▸ REQUIRED WORK: Go through the entries below and tally the lines holding "Equihash"; please reply with the number only.

▸ RECORD SET:

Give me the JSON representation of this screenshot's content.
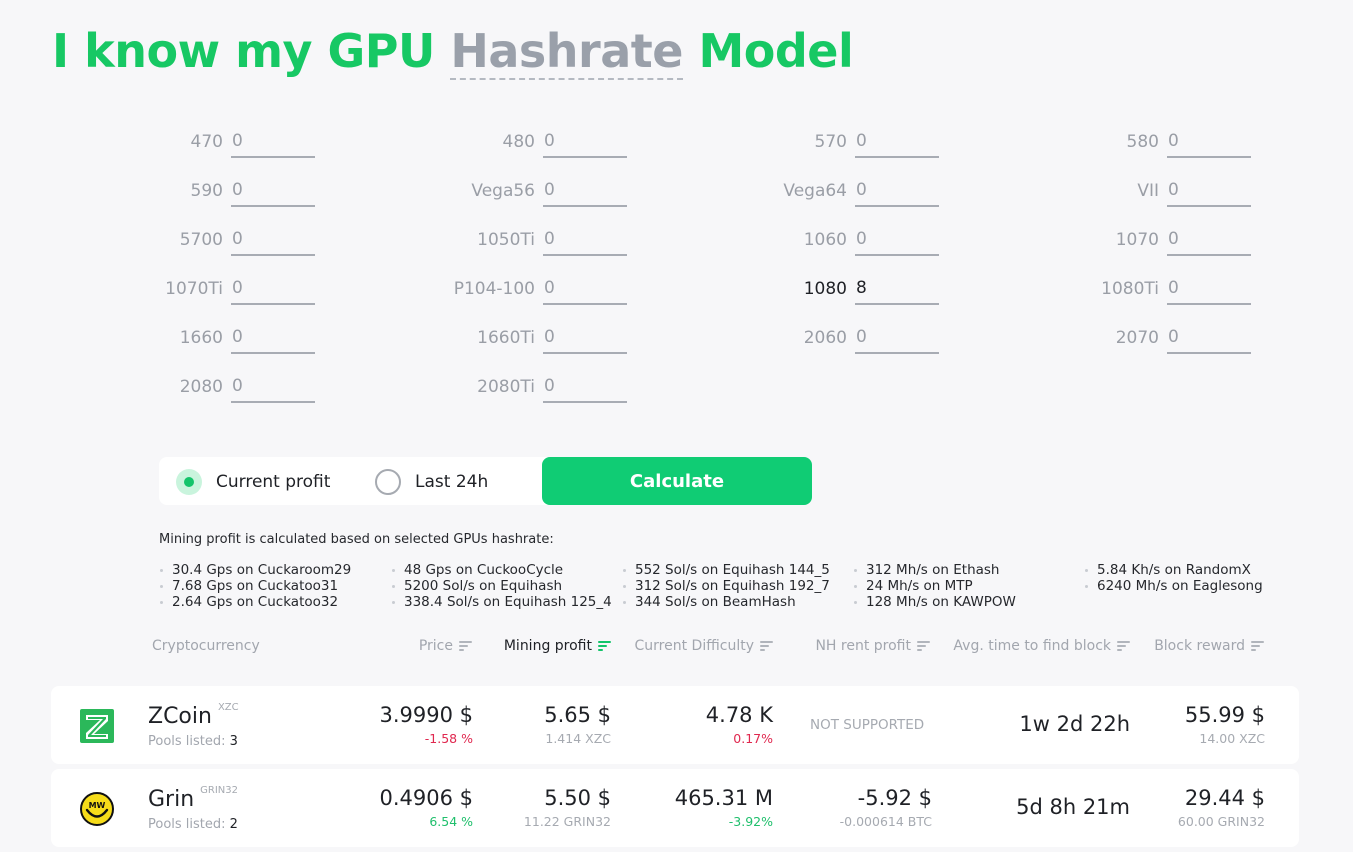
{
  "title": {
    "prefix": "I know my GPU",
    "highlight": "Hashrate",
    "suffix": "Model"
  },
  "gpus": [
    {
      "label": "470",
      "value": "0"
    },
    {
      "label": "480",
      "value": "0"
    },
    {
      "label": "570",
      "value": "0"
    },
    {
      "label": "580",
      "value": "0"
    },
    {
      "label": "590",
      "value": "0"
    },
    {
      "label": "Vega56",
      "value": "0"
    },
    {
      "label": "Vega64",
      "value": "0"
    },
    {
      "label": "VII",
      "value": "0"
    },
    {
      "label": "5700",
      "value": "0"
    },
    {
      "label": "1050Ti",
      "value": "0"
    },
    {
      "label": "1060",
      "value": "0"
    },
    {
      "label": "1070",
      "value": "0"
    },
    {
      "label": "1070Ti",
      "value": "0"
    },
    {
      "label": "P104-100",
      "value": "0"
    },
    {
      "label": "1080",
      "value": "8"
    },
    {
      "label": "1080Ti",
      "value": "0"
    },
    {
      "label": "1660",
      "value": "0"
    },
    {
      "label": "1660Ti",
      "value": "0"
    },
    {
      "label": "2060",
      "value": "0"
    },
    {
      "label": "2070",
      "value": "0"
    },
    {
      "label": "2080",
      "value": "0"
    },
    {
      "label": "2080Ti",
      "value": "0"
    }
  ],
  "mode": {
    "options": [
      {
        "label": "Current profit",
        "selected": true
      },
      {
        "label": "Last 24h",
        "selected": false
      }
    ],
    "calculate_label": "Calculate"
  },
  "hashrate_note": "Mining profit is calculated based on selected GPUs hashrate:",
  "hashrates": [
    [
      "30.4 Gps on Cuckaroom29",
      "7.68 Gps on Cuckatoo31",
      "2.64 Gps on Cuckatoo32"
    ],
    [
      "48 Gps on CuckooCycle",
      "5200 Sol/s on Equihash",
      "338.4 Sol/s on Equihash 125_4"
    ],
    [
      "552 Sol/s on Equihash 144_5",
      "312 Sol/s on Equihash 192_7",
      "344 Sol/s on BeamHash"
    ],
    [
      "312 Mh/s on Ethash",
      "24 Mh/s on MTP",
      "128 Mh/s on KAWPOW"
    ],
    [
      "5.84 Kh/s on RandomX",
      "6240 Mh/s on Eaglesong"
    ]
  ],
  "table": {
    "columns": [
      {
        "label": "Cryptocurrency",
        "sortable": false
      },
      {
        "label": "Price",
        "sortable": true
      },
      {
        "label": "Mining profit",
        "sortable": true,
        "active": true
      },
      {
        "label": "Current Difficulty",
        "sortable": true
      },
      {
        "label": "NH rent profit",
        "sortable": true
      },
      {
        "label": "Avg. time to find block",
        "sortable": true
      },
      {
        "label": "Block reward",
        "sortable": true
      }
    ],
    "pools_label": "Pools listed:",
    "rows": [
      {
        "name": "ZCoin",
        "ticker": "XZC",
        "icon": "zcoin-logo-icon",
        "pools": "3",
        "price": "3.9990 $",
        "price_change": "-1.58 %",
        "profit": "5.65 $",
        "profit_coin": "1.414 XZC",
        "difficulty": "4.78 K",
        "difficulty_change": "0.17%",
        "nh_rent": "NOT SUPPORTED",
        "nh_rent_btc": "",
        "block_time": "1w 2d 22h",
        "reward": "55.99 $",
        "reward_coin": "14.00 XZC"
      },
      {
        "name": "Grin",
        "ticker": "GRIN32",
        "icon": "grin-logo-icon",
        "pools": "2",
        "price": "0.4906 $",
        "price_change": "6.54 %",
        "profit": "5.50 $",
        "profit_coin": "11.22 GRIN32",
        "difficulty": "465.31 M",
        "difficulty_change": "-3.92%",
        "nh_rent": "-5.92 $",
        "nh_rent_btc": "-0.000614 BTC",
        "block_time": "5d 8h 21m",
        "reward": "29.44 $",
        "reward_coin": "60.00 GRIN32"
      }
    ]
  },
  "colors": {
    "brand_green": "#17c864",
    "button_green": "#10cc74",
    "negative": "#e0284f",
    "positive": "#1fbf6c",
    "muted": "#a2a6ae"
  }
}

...

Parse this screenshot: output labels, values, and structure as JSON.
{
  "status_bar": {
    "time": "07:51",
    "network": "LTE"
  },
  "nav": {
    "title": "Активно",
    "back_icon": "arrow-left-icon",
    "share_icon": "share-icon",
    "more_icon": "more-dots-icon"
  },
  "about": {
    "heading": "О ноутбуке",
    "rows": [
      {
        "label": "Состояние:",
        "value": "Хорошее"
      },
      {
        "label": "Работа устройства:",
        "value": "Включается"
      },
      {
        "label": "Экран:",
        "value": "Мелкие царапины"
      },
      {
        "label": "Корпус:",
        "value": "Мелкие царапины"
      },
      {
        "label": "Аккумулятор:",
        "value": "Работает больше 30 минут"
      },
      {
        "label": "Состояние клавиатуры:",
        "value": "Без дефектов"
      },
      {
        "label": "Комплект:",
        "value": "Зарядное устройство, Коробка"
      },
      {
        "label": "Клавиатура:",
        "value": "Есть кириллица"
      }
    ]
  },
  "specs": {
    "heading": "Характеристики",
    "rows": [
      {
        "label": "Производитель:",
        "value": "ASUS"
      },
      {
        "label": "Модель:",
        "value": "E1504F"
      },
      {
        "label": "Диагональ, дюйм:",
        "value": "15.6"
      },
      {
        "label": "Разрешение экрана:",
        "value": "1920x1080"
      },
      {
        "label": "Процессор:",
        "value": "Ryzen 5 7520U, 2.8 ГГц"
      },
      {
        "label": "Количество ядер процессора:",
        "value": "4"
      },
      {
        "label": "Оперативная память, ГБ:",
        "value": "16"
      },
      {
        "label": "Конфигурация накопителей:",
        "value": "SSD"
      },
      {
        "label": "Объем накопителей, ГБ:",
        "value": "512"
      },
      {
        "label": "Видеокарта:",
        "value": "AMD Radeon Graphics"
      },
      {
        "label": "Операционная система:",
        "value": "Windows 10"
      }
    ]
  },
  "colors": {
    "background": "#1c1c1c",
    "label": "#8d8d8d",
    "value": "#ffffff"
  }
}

▸ SOLUTION FOR THIS TASK: 4